August 18

BWA and WCRC Cato Springs Invasive Plant Removal Event
Fayetteville, AR

August 20

UA Division of Ag. Public Policy Center Water Quality Public Stakeholder Forum: L'Anguille Watershed
Wynne, AR

ANRC Arkansas Water Plan Public Hearing
Texarkana, AR

August 21
LFWP Gearhead Benefit
Fayetteville, AR

August 22
IRWP Bats and Bluegrass
Cave Springs, AR

August 24

UA Division of Ag. Public Policy Center Water Quality Public Stakeholder Forum: Illinois River Watershed
Fayetteville, AR

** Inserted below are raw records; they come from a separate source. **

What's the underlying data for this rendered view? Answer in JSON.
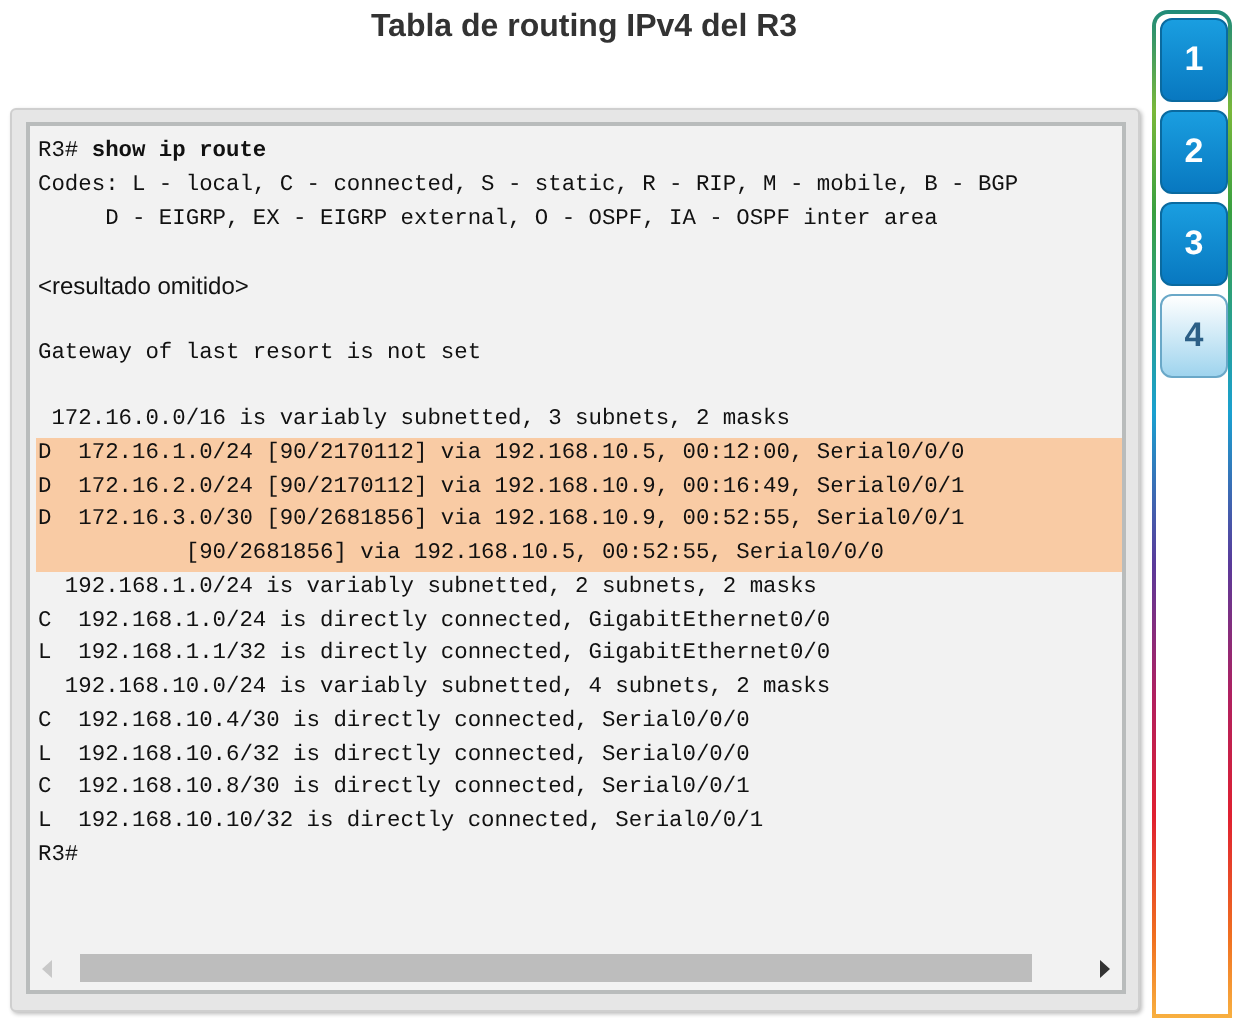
{
  "title": "Tabla de routing IPv4 del R3",
  "terminal": {
    "lines": [
      {
        "kind": "command",
        "text": "R3# **show ip route**",
        "highlighted": false
      },
      {
        "kind": "mono",
        "text": "Codes: L - local, C - connected, S - static, R - RIP, M - mobile, B - BGP",
        "highlighted": false
      },
      {
        "kind": "mono",
        "text": "     D - EIGRP, EX - EIGRP external, O - OSPF, IA - OSPF inter area",
        "highlighted": false
      },
      {
        "kind": "blank"
      },
      {
        "kind": "note",
        "text": "<resultado omitido>",
        "highlighted": false
      },
      {
        "kind": "blank"
      },
      {
        "kind": "mono",
        "text": "Gateway of last resort is not set",
        "highlighted": false
      },
      {
        "kind": "blank"
      },
      {
        "kind": "mono",
        "text": " 172.16.0.0/16 is variably subnetted, 3 subnets, 2 masks",
        "highlighted": false
      },
      {
        "kind": "mono",
        "text": "D  172.16.1.0/24 [90/2170112] via 192.168.10.5, 00:12:00, Serial0/0/0",
        "highlighted": true
      },
      {
        "kind": "mono",
        "text": "D  172.16.2.0/24 [90/2170112] via 192.168.10.9, 00:16:49, Serial0/0/1",
        "highlighted": true
      },
      {
        "kind": "mono",
        "text": "D  172.16.3.0/30 [90/2681856] via 192.168.10.9, 00:52:55, Serial0/0/1",
        "highlighted": true
      },
      {
        "kind": "mono",
        "text": "           [90/2681856] via 192.168.10.5, 00:52:55, Serial0/0/0",
        "highlighted": true
      },
      {
        "kind": "mono",
        "text": "  192.168.1.0/24 is variably subnetted, 2 subnets, 2 masks",
        "highlighted": false
      },
      {
        "kind": "mono",
        "text": "C  192.168.1.0/24 is directly connected, GigabitEthernet0/0",
        "highlighted": false
      },
      {
        "kind": "mono",
        "text": "L  192.168.1.1/32 is directly connected, GigabitEthernet0/0",
        "highlighted": false
      },
      {
        "kind": "mono",
        "text": "  192.168.10.0/24 is variably subnetted, 4 subnets, 2 masks",
        "highlighted": false
      },
      {
        "kind": "mono",
        "text": "C  192.168.10.4/30 is directly connected, Serial0/0/0",
        "highlighted": false
      },
      {
        "kind": "mono",
        "text": "L  192.168.10.6/32 is directly connected, Serial0/0/0",
        "highlighted": false
      },
      {
        "kind": "mono",
        "text": "C  192.168.10.8/30 is directly connected, Serial0/0/1",
        "highlighted": false
      },
      {
        "kind": "mono",
        "text": "L  192.168.10.10/32 is directly connected, Serial0/0/1",
        "highlighted": false
      },
      {
        "kind": "mono",
        "text": "R3#",
        "highlighted": false
      }
    ]
  },
  "tabs": [
    {
      "label": "1",
      "selected": false
    },
    {
      "label": "2",
      "selected": false
    },
    {
      "label": "3",
      "selected": false
    },
    {
      "label": "4",
      "selected": true
    }
  ]
}
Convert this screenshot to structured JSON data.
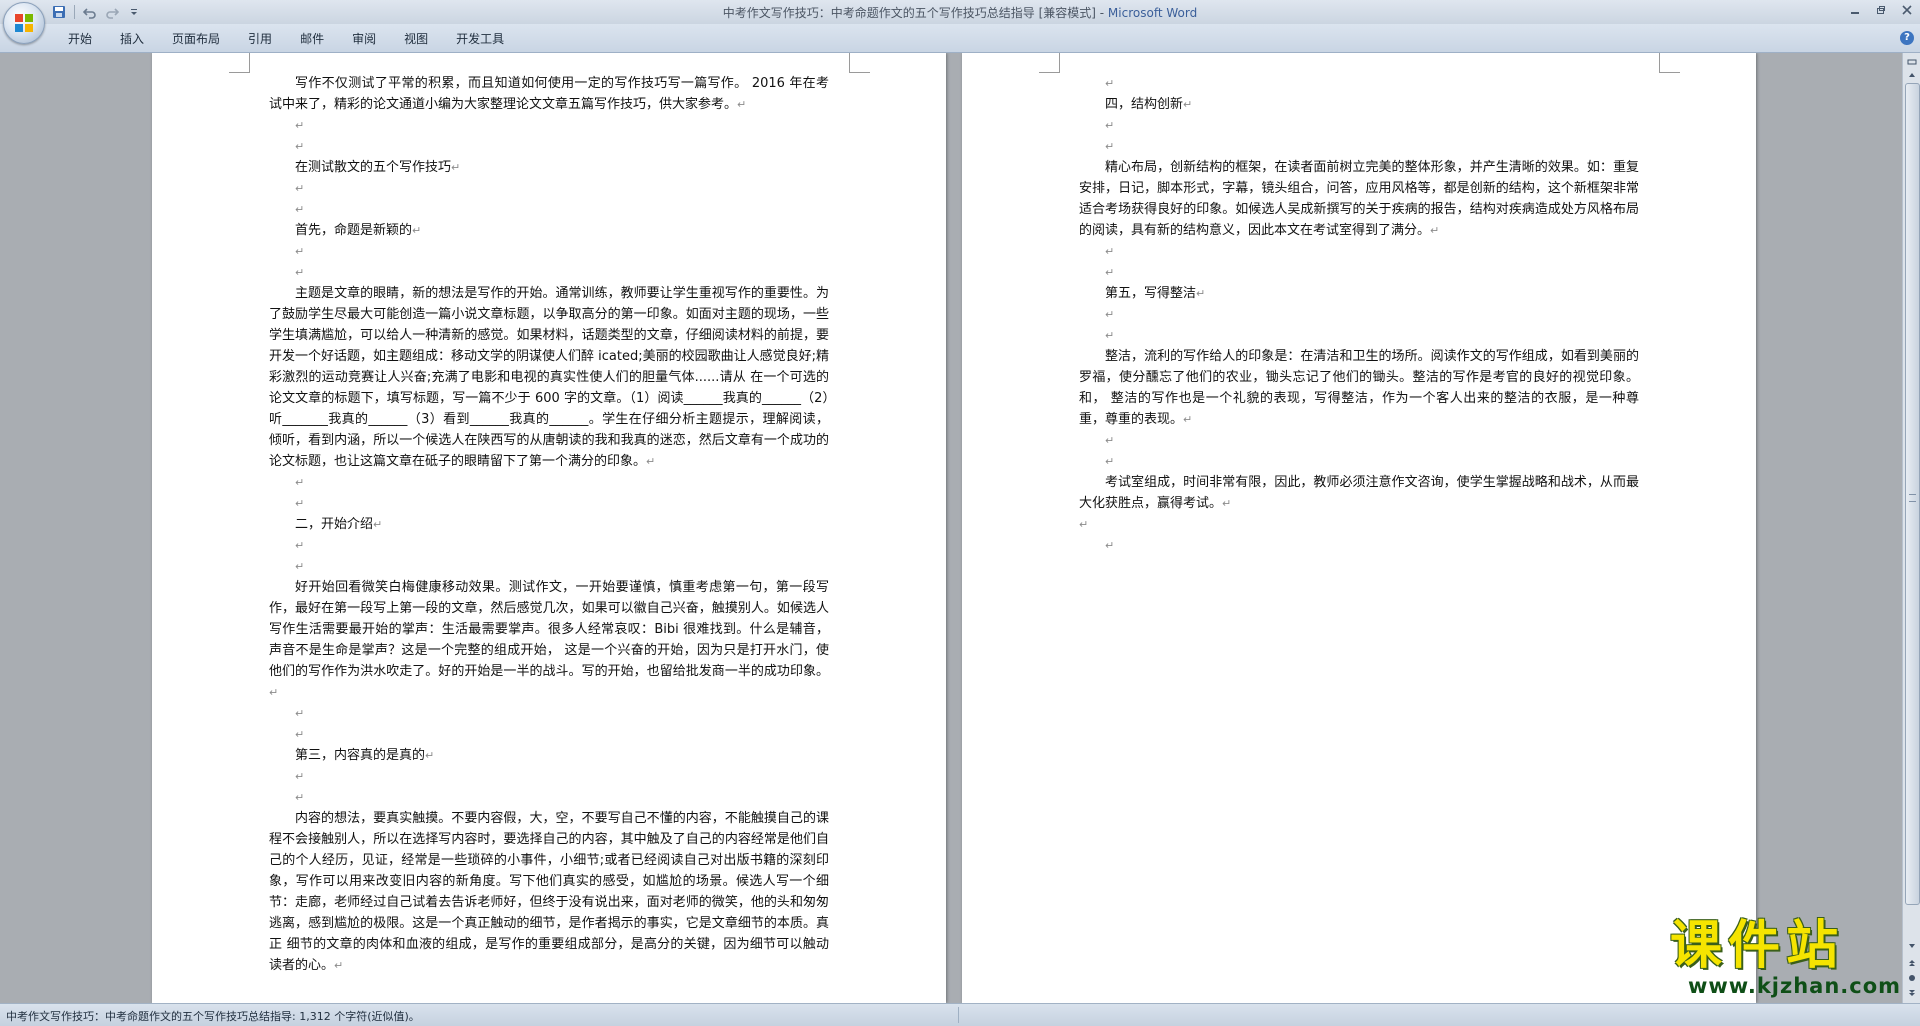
{
  "window": {
    "title_doc": "中考作文写作技巧：中考命题作文的五个写作技巧总结指导 [兼容模式] - ",
    "title_app": "Microsoft Word"
  },
  "ribbon": {
    "tabs": [
      "开始",
      "插入",
      "页面布局",
      "引用",
      "邮件",
      "审阅",
      "视图",
      "开发工具"
    ]
  },
  "icons": {
    "office_button": "office-logo-icon",
    "save": "save-icon",
    "undo": "undo-icon",
    "redo": "redo-icon",
    "customize": "customize-qat-icon",
    "help": "help-icon"
  },
  "mark": "↵",
  "help_label": "?",
  "document": {
    "left_page": [
      {
        "type": "p",
        "indent": true,
        "text": "写作不仅测试了平常的积累，而且知道如何使用一定的写作技巧写一篇写作。 2016 年在考试中来了，精彩的论文通道小编为大家整理论文文章五篇写作技巧，供大家参考。"
      },
      {
        "type": "empty"
      },
      {
        "type": "empty"
      },
      {
        "type": "p",
        "indent": true,
        "text": "在测试散文的五个写作技巧"
      },
      {
        "type": "empty"
      },
      {
        "type": "empty"
      },
      {
        "type": "p",
        "indent": true,
        "text": "首先，命题是新颖的"
      },
      {
        "type": "empty"
      },
      {
        "type": "empty"
      },
      {
        "type": "p",
        "indent": true,
        "text": "主题是文章的眼睛，新的想法是写作的开始。通常训练，教师要让学生重视写作的重要性。为了鼓励学生尽最大可能创造一篇小说文章标题，以争取高分的第一印象。如面对主题的现场，一些学生填满尴尬，可以给人一种清新的感觉。如果材料，话题类型的文章，仔细阅读材料的前提，要开发一个好话题，如主题组成：移动文学的阴谋使人们醉 icated;美丽的校园歌曲让人感觉良好;精彩激烈的运动竞赛让人兴奋;充满了电影和电视的真实性使人们的胆量气体......请从 在一个可选的论文文章的标题下，填写标题，写一篇不少于 600 字的文章。（1）阅读______我真的______（2）听_______我真的______（3）看到______我真的______。学生在仔细分析主题提示，理解阅读，倾听，看到内涵，所以一个候选人在陕西写的从唐朝读的我和我真的迷恋，然后文章有一个成功的论文标题，也让这篇文章在砥子的眼睛留下了第一个满分的印象。"
      },
      {
        "type": "empty"
      },
      {
        "type": "empty"
      },
      {
        "type": "p",
        "indent": true,
        "text": "二，开始介绍"
      },
      {
        "type": "empty"
      },
      {
        "type": "empty"
      },
      {
        "type": "p",
        "indent": true,
        "text": "好开始回看微笑白梅健康移动效果。测试作文，一开始要谨慎，慎重考虑第一句，第一段写作，最好在第一段写上第一段的文章，然后感觉几次，如果可以徽自己兴奋，触摸别人。如候选人写作生活需要最开始的掌声：生活最需要掌声。很多人经常哀叹：Bibi 很难找到。什么是辅音，声音不是生命是掌声？这是一个完整的组成开始， 这是一个兴奋的开始，因为只是打开水门，使他们的写作作为洪水吹走了。好的开始是一半的战斗。写的开始，也留给批发商一半的成功印象。"
      },
      {
        "type": "empty"
      },
      {
        "type": "empty"
      },
      {
        "type": "p",
        "indent": true,
        "text": "第三，内容真的是真的"
      },
      {
        "type": "empty"
      },
      {
        "type": "empty"
      },
      {
        "type": "p",
        "indent": true,
        "text": "内容的想法，要真实触摸。不要内容假，大，空，不要写自己不懂的内容，不能触摸自己的课程不会接触别人，所以在选择写内容时，要选择自己的内容，其中触及了自己的内容经常是他们自己的个人经历，见证，经常是一些琐碎的小事件，小细节;或者已经阅读自己对出版书籍的深刻印象，写作可以用来改变旧内容的新角度。写下他们真实的感受，如尴尬的场景。候选人写一个细节：走廊，老师经过自己试着去告诉老师好，但终于没有说出来，面对老师的微笑，他的头和匆匆逃离，感到尴尬的极限。这是一个真正触动的细节，是作者揭示的事实，它是文章细节的本质。真正 细节的文章的肉体和血液的组成，是写作的重要组成部分，是高分的关键，因为细节可以触动读者的心。"
      }
    ],
    "right_page": [
      {
        "type": "empty"
      },
      {
        "type": "p",
        "indent": true,
        "text": "四，结构创新"
      },
      {
        "type": "empty"
      },
      {
        "type": "empty"
      },
      {
        "type": "p",
        "indent": true,
        "text": "精心布局，创新结构的框架，在读者面前树立完美的整体形象，并产生清晰的效果。如：重复安排，日记，脚本形式，字幕，镜头组合，问答，应用风格等，都是创新的结构，这个新框架非常适合考场获得良好的印象。如候选人吴成新撰写的关于疾病的报告，结构对疾病造成处方风格布局的阅读，具有新的结构意义，因此本文在考试室得到了满分。"
      },
      {
        "type": "empty"
      },
      {
        "type": "empty"
      },
      {
        "type": "p",
        "indent": true,
        "text": "第五，写得整洁"
      },
      {
        "type": "empty"
      },
      {
        "type": "empty"
      },
      {
        "type": "p",
        "indent": true,
        "text": "整洁，流利的写作给人的印象是：在清洁和卫生的场所。阅读作文的写作组成，如看到美丽的罗福，使分醺忘了他们的农业，锄头忘记了他们的锄头。整洁的写作是考官的良好的视觉印象。和， 整洁的写作也是一个礼貌的表现，写得整洁，作为一个客人出来的整洁的衣服，是一种尊重，尊重的表现。"
      },
      {
        "type": "empty"
      },
      {
        "type": "empty"
      },
      {
        "type": "p",
        "indent": true,
        "text": "考试室组成，时间非常有限，因此，教师必须注意作文咨询，使学生掌握战略和战术，从而最大化获胜点，赢得考试。"
      },
      {
        "type": "p",
        "indent": false,
        "text": ""
      },
      {
        "type": "empty"
      }
    ]
  },
  "statusbar": {
    "text": "中考作文写作技巧：中考命题作文的五个写作技巧总结指导: 1,312 个字符(近似值)。"
  },
  "watermark": {
    "cn": "课件站",
    "url": "www.kjzhan.com"
  }
}
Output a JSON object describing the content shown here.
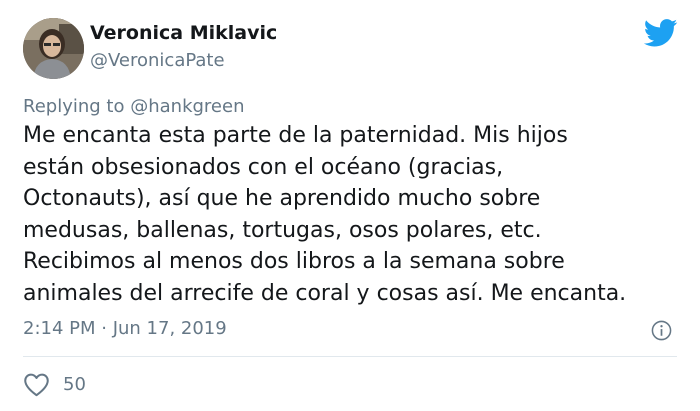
{
  "author": {
    "name": "Veronica Miklavic",
    "handle": "@VeronicaPate"
  },
  "reply": {
    "prefix": "Replying to",
    "mention": "@hankgreen"
  },
  "body_lines": [
    "Me encanta esta parte de la paternidad. Mis hijos",
    "están obsesionados con el océano (gracias,",
    "Octonauts), así que he aprendido mucho sobre",
    "medusas, ballenas, tortugas, osos polares, etc.",
    "Recibimos al menos dos libros a la semana sobre",
    "animales del arrecife de coral y cosas así. Me encanta."
  ],
  "timestamp": "2:14 PM · Jun 17, 2019",
  "likes": "50",
  "icons": {
    "brand": "twitter-bird-icon",
    "info": "info-icon",
    "like": "heart-icon"
  },
  "colors": {
    "brand": "#1da1f2",
    "muted": "#657786",
    "text": "#14171a",
    "divider": "#e1e8ed"
  }
}
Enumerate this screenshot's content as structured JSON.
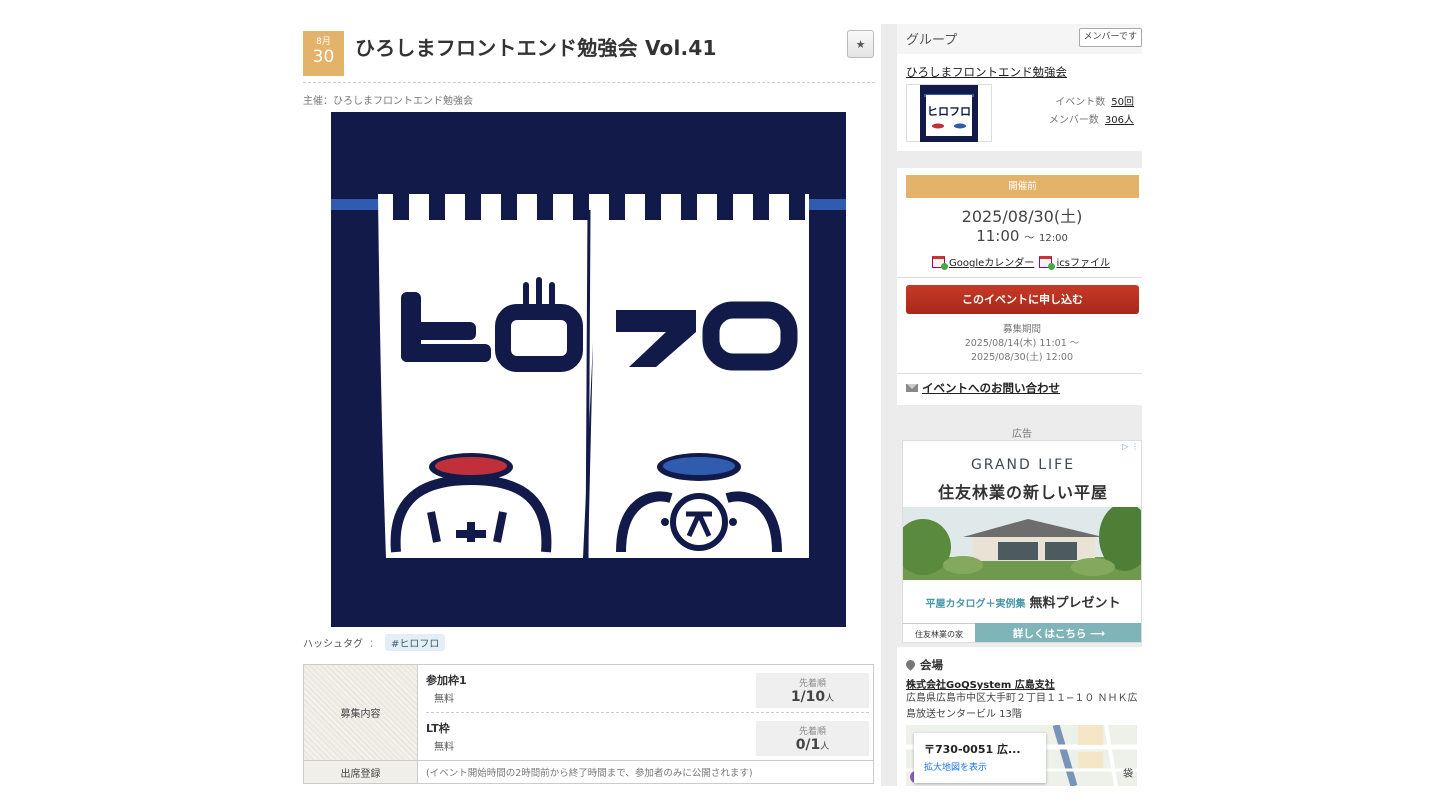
{
  "event": {
    "month": "8月",
    "day": "30",
    "title": "ひろしまフロントエンド勉強会 Vol.41",
    "star_icon": "star-icon",
    "organizer": "主催：ひろしまフロントエンド勉強会",
    "banner_text": [
      "ヒロフロ"
    ],
    "hashtag_label": "ハッシュタグ",
    "hashtag_colon": "：",
    "hashtag": "#ヒロフロ"
  },
  "recruitment": {
    "label": "募集内容",
    "slots": [
      {
        "name": "参加枠1",
        "fee": "無料",
        "order": "先着順",
        "count": "1/10",
        "unit": "人"
      },
      {
        "name": "LT枠",
        "fee": "無料",
        "order": "先着順",
        "count": "0/1",
        "unit": "人"
      }
    ],
    "attendance_label": "出席登録",
    "attendance_note": "(イベント開始時間の2時間前から終了時間まで、参加者のみに公開されます)"
  },
  "group": {
    "heading": "グループ",
    "member_button": "メンバーです",
    "name": "ひろしまフロントエンド勉強会",
    "events_label": "イベント数",
    "events_value": "50回",
    "members_label": "メンバー数",
    "members_value": "306人"
  },
  "schedule": {
    "status": "開催前",
    "date": "2025/08/30(土)",
    "start": "11:00",
    "tilde": "～",
    "end": "12:00",
    "google_cal": "Googleカレンダー",
    "ics": "icsファイル",
    "apply_button": "このイベントに申し込む",
    "period_label": "募集期間",
    "period_start": "2025/08/14(木) 11:01 ～",
    "period_end": "2025/08/30(土) 12:00",
    "contact": "イベントへのお問い合わせ"
  },
  "ad": {
    "label": "広告",
    "headline1": "GRAND LIFE",
    "headline2": "住友林業の新しい平屋",
    "offer_a": "平屋カタログ＋実例集",
    "offer_b": "無料プレゼント",
    "brand": "住友林業の家",
    "cta": "詳しくはこちら ⟶",
    "adchoice": "▷ ⋮"
  },
  "venue": {
    "heading": "会場",
    "name": "株式会社GoQSystem 広島支社",
    "address": "広島県広島市中区大手町２丁目１１−１０ ＮＨＫ広島放送センタービル 13階",
    "map_postal": "〒730-0051 広...",
    "map_link": "拡大地図を表示",
    "map_label": "袋"
  },
  "colors": {
    "badge": "#e3b36a",
    "apply": "#b3301f",
    "banner_navy": "#121a4a",
    "banner_stripe": "#2f5cae"
  }
}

August 25

UA Division of Ag. Public Policy Center Water Quality Public Stakeholder Forum: Beaver Reservoir Watershed
Clifty, AR

ANRC Arkansas Water Plan Public Hearing
Monticello, AR

August 27

ANRC Arkansas Water Plan Public Hearing
Harrison, AR

IECA Roadshow :Stormwater Workshop
Bella Vista, AR

August 29

IRWP Trails and Waterways Bike Ride
Cave Springs, AR

September 19

ABLE Beaver Lake Games
Rogers, AR

September 25

BWA Beaver Lake Watershed Symposium
Huntsville, AR

September 26
Beaver Lake Cleanup
Rogers, AR

October 14-15
IRWP 60th Midwest Groundwater Conference
Bentonville, AR

October 18-22
EPA Region 6 Stormwater Conference
Hot Springs, AR
Job Openings

Arkansas Game and Fish Commission
Biologist (Multiple Openings for Specialists and Supervisor)

Arkansas Natural Resources Commission
Land Resource Specialist
Bentonville, AR

Grand Prairie Regional Water District
General Manager
Stuttgart, AR